[GIVEN ENTRIES Boundary: Start]

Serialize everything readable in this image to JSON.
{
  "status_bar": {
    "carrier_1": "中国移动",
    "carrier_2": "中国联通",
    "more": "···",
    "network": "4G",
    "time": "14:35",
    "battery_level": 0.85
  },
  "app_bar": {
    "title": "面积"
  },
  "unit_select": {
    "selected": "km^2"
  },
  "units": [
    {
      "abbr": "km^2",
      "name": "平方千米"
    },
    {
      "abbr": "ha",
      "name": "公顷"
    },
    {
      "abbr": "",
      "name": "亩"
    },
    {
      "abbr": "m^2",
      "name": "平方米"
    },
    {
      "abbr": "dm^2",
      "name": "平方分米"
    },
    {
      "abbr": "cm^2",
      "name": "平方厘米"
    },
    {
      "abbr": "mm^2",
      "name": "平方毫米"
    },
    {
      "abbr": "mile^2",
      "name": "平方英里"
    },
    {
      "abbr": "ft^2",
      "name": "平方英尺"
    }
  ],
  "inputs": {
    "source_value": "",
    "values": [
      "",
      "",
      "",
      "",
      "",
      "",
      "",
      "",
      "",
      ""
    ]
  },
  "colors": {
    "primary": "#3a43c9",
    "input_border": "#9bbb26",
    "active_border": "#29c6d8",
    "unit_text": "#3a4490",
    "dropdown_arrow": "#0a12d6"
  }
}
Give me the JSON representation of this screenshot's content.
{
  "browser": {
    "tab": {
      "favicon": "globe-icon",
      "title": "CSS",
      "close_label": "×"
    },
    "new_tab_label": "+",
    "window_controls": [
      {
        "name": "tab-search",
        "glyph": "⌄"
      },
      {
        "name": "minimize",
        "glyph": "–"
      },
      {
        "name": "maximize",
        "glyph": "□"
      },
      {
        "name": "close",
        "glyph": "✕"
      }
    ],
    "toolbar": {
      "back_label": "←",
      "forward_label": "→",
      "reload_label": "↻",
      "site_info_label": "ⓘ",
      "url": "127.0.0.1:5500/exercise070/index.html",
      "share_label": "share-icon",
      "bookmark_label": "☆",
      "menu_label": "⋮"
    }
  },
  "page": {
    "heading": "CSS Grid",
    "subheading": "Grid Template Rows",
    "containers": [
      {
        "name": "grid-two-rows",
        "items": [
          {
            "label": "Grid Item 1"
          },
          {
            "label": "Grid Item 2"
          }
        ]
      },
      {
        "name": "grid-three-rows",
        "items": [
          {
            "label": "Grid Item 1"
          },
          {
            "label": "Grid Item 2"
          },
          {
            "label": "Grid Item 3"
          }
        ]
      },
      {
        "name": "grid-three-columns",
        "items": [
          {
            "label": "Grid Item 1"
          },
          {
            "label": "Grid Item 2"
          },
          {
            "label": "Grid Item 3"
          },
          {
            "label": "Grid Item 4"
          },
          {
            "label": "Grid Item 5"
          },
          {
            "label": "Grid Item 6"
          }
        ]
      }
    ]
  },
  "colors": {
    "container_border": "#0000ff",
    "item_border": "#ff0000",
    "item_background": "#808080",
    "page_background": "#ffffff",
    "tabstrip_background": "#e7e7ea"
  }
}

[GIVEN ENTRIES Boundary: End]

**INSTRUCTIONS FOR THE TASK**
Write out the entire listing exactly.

**RESPONSE AREA**
Serialize everything readable in this image to JSON.
{
  "status_bar": {
    "carrier_1": "中国移动",
    "carrier_2": "中国联通",
    "more": "···",
    "network": "4G",
    "time": "14:35",
    "battery_level": 0.85
  },
  "app_bar": {
    "title": "面积"
  },
  "unit_select": {
    "selected": "km^2"
  },
  "units": [
    {
      "abbr": "km^2",
      "name": "平方千米"
    },
    {
      "abbr": "ha",
      "name": "公顷"
    },
    {
      "abbr": "",
      "name": "亩"
    },
    {
      "abbr": "m^2",
      "name": "平方米"
    },
    {
      "abbr": "dm^2",
      "name": "平方分米"
    },
    {
      "abbr": "cm^2",
      "name": "平方厘米"
    },
    {
      "abbr": "mm^2",
      "name": "平方毫米"
    },
    {
      "abbr": "mile^2",
      "name": "平方英里"
    },
    {
      "abbr": "ft^2",
      "name": "平方英尺"
    }
  ],
  "inputs": {
    "source_value": "",
    "values": [
      "",
      "",
      "",
      "",
      "",
      "",
      "",
      "",
      "",
      ""
    ]
  },
  "colors": {
    "primary": "#3a43c9",
    "input_border": "#9bbb26",
    "active_border": "#29c6d8",
    "unit_text": "#3a4490",
    "dropdown_arrow": "#0a12d6"
  }
}
Give me the JSON representation of this screenshot's content.
{
  "browser": {
    "tab": {
      "favicon": "globe-icon",
      "title": "CSS",
      "close_label": "×"
    },
    "new_tab_label": "+",
    "window_controls": [
      {
        "name": "tab-search",
        "glyph": "⌄"
      },
      {
        "name": "minimize",
        "glyph": "–"
      },
      {
        "name": "maximize",
        "glyph": "□"
      },
      {
        "name": "close",
        "glyph": "✕"
      }
    ],
    "toolbar": {
      "back_label": "←",
      "forward_label": "→",
      "reload_label": "↻",
      "site_info_label": "ⓘ",
      "url": "127.0.0.1:5500/exercise070/index.html",
      "share_label": "share-icon",
      "bookmark_label": "☆",
      "menu_label": "⋮"
    }
  },
  "page": {
    "heading": "CSS Grid",
    "subheading": "Grid Template Rows",
    "containers": [
      {
        "name": "grid-two-rows",
        "items": [
          {
            "label": "Grid Item 1"
          },
          {
            "label": "Grid Item 2"
          }
        ]
      },
      {
        "name": "grid-three-rows",
        "items": [
          {
            "label": "Grid Item 1"
          },
          {
            "label": "Grid Item 2"
          },
          {
            "label": "Grid Item 3"
          }
        ]
      },
      {
        "name": "grid-three-columns",
        "items": [
          {
            "label": "Grid Item 1"
          },
          {
            "label": "Grid Item 2"
          },
          {
            "label": "Grid Item 3"
          },
          {
            "label": "Grid Item 4"
          },
          {
            "label": "Grid Item 5"
          },
          {
            "label": "Grid Item 6"
          }
        ]
      }
    ]
  },
  "colors": {
    "container_border": "#0000ff",
    "item_border": "#ff0000",
    "item_background": "#808080",
    "page_background": "#ffffff",
    "tabstrip_background": "#e7e7ea"
  }
}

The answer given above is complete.